#### What needs to be done:
Bring together copies of the lines in the data below that contain the word "email".
**** Records to process ****
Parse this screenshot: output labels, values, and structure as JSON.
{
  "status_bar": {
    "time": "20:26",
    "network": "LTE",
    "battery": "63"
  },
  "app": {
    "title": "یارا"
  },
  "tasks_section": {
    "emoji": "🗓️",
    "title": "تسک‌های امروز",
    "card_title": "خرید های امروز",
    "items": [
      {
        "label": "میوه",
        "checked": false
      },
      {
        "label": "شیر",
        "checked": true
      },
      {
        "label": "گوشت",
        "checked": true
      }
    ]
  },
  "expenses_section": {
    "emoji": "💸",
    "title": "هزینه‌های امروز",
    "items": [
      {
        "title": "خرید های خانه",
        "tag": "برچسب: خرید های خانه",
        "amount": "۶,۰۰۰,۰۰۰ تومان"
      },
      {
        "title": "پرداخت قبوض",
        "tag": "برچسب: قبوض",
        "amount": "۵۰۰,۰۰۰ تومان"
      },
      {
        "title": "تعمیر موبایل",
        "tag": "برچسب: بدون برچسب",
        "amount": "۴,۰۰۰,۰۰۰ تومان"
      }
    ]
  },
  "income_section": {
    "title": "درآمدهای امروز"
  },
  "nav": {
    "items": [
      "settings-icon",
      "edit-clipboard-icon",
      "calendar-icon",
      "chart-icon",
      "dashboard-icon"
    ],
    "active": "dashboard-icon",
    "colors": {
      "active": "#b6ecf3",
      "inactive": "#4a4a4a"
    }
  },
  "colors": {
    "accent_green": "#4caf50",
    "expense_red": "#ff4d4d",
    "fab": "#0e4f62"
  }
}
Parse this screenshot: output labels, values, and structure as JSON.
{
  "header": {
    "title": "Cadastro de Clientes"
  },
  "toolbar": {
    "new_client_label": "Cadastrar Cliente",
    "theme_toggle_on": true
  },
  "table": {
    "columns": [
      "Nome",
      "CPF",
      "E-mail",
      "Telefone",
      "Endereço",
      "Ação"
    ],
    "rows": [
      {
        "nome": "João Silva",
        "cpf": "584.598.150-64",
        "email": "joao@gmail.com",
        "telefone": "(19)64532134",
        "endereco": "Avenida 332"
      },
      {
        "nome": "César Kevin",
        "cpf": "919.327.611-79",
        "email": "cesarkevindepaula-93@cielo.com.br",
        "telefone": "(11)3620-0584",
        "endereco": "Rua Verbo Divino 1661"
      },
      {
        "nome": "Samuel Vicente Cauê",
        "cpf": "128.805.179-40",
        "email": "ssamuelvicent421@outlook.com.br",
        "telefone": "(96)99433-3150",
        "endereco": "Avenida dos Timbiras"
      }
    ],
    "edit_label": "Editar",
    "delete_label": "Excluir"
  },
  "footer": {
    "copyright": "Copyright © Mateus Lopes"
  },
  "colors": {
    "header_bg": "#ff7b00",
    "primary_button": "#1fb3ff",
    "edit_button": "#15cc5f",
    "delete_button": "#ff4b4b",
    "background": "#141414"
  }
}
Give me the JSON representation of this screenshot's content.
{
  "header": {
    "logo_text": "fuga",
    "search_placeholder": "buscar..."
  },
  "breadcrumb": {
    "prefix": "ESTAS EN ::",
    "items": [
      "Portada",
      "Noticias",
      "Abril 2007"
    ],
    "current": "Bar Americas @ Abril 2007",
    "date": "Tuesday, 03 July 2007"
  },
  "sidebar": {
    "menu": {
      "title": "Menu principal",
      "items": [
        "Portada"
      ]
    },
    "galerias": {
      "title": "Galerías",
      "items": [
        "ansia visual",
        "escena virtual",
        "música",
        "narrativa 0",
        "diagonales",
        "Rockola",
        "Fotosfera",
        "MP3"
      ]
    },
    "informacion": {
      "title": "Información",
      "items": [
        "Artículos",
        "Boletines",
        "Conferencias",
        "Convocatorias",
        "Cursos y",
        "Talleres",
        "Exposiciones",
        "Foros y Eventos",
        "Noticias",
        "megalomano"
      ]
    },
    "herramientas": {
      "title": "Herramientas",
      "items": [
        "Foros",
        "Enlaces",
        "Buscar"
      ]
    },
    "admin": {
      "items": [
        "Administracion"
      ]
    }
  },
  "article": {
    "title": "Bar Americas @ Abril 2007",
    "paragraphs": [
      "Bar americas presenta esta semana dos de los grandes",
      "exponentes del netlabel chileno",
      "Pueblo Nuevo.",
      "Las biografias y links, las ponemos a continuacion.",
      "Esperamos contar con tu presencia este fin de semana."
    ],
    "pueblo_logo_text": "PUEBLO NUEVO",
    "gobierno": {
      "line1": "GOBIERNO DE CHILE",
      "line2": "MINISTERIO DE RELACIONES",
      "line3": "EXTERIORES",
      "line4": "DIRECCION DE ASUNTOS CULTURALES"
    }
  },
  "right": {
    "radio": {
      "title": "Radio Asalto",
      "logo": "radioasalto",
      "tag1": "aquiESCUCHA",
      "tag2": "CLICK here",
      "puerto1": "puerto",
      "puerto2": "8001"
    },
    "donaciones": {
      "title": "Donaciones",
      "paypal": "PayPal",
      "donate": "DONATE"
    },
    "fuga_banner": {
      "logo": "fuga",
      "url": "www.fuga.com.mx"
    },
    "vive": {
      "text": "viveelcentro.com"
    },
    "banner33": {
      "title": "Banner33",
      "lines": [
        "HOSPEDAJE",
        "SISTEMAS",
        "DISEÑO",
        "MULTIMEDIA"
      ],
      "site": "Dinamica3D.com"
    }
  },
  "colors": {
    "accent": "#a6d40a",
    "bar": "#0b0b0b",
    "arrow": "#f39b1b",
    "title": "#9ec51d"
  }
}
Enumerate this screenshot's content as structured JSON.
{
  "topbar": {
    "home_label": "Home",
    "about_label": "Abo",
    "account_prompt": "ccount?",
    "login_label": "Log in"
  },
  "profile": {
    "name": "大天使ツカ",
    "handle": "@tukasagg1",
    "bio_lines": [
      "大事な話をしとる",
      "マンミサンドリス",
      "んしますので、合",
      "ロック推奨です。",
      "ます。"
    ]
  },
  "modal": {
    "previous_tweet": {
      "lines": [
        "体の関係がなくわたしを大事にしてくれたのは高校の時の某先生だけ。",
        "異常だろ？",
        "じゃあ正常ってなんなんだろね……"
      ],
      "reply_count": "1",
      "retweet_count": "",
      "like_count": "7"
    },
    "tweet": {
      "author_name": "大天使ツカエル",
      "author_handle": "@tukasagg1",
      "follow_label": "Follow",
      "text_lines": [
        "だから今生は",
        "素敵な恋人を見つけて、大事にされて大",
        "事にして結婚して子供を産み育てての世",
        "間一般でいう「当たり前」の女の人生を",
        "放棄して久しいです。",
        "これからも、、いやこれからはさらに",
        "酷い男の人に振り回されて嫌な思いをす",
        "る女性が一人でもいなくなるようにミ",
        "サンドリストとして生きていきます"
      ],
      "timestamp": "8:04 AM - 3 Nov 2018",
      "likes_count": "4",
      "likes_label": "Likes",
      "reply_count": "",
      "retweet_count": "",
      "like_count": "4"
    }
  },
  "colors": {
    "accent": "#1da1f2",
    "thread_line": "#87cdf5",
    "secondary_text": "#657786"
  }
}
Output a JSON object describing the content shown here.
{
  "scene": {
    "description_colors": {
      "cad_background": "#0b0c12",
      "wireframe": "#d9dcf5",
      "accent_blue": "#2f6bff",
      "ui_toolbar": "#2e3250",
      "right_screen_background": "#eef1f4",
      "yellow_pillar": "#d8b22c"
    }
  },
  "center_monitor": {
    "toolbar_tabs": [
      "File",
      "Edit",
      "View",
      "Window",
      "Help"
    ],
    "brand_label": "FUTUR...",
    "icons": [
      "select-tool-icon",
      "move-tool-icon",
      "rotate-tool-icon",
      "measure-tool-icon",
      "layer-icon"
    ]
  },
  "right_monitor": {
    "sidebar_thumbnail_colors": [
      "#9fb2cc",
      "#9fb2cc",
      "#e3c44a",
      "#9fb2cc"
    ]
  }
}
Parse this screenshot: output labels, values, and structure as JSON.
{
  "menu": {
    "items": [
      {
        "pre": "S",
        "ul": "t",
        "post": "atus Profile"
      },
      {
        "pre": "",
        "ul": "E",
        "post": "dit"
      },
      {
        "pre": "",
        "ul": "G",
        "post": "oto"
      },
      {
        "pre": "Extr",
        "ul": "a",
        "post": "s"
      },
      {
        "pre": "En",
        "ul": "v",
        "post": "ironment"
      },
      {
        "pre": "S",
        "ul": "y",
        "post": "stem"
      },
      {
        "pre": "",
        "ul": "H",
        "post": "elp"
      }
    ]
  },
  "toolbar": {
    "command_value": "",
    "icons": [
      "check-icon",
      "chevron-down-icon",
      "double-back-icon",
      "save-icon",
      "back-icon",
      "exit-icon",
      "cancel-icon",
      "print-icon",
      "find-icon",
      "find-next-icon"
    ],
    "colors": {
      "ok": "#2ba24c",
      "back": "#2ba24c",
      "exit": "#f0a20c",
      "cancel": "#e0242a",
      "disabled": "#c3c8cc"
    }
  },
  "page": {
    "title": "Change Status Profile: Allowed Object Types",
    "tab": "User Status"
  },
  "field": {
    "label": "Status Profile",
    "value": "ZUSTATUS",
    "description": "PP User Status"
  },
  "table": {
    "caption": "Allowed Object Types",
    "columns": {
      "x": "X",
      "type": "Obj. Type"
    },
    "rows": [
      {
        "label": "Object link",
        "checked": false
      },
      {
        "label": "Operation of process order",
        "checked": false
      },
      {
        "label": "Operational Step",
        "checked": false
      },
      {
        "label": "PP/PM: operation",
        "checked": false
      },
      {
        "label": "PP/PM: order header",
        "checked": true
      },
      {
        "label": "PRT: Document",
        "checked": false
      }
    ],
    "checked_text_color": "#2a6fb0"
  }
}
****
#### Exercise output:
        "email": "joao@gmail.com",
        "email": "cesarkevindepaula-93@cielo.com.br",
        "email": "ssamuelvicent421@outlook.com.br",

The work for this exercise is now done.